Anyway, so that’s my super quick overview….and in case you are wondering, in future trail related posts, I’m planning to cover things like wagons, food, livestock, specific stops, seeing the elephant….all that! I know, I can hear all of your cheering with excitement. Try not to bring down the house.
Actually, it’s okay. You can bring down the house. Meanwhile, pop over to Instagram to find out 19th century ways to stop bleeding, clean decanters, and make perfume!
Maps – Oregon National Historic Trail (U.S. National Park Service). “Maps – Oregon National Historic Trail (U.S. National Park Service),” n.d. https://www.nps.gov/oreg/planyourvisit/maps.htm.
Maps – California National Historic Trail (U.S. National Park Service). “Maps – California National Historic Trail (U.S. National Park Service),” n.d. https://www.nps.gov/cali/planyourvisit/maps.htm.
Maps – Santa Fe National Historic Trail (U.S. National Park Service). “Maps – Santa Fe National Historic Trail (U.S. National Park Service),” n.d. https://www.nps.gov/safe/planyourvisit/maps.htm.
Mormon Pioneer National Historic Trail (U.S. National Park Service). “Mormon Pioneer National Historic Trail (U.S. National Park Service),” n.d. https://www.nps.gov/mopi/index.htm.
America’s Manifest Destiny | The American Experience in the Classroom. “America’s Manifest Destiny | The American Experience in the Classroom,” n.d. https://americanexperience.si.edu/historical-eras/expansion/pair-westward-apotheosis/.
Erickson, Paul.
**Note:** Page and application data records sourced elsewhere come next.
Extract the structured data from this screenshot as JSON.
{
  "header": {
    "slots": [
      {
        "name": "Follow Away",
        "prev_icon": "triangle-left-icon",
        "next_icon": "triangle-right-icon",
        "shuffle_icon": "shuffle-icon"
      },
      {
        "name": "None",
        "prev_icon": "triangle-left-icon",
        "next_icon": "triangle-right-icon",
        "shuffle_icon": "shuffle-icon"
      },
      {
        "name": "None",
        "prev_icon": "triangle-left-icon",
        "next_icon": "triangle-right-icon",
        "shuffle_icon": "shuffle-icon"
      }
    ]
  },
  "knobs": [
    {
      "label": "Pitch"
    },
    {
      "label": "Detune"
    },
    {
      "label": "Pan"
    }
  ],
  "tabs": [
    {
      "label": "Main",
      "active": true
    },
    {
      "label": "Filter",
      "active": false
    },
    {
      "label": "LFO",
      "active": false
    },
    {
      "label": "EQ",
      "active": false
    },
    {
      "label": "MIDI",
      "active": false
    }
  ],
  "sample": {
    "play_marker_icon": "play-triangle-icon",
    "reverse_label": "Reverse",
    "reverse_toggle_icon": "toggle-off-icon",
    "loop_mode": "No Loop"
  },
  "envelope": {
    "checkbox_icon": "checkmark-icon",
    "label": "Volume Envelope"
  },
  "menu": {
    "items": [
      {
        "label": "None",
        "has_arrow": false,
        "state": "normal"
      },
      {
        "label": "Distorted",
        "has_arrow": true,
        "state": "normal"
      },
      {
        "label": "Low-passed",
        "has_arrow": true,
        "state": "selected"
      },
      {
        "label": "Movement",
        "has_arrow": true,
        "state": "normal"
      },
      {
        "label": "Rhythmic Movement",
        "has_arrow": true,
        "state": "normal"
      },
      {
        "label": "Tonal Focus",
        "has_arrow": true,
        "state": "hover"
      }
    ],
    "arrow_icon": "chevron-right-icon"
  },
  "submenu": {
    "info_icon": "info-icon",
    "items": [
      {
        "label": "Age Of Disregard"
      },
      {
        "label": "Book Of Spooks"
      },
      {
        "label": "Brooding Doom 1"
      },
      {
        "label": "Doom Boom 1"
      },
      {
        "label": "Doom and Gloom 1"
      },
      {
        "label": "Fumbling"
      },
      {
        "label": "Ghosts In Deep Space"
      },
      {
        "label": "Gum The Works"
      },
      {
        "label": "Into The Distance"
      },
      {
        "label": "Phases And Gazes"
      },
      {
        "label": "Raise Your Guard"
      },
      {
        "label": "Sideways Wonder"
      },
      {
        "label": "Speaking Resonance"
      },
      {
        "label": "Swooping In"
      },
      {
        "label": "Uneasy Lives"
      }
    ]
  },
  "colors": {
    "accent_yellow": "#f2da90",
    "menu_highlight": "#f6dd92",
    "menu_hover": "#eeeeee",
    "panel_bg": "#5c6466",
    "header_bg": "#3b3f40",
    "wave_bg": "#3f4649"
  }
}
Daily Life in a Covered Wagon. Puffin Books, 1997. https://doi.org/10.1604/9780140562125.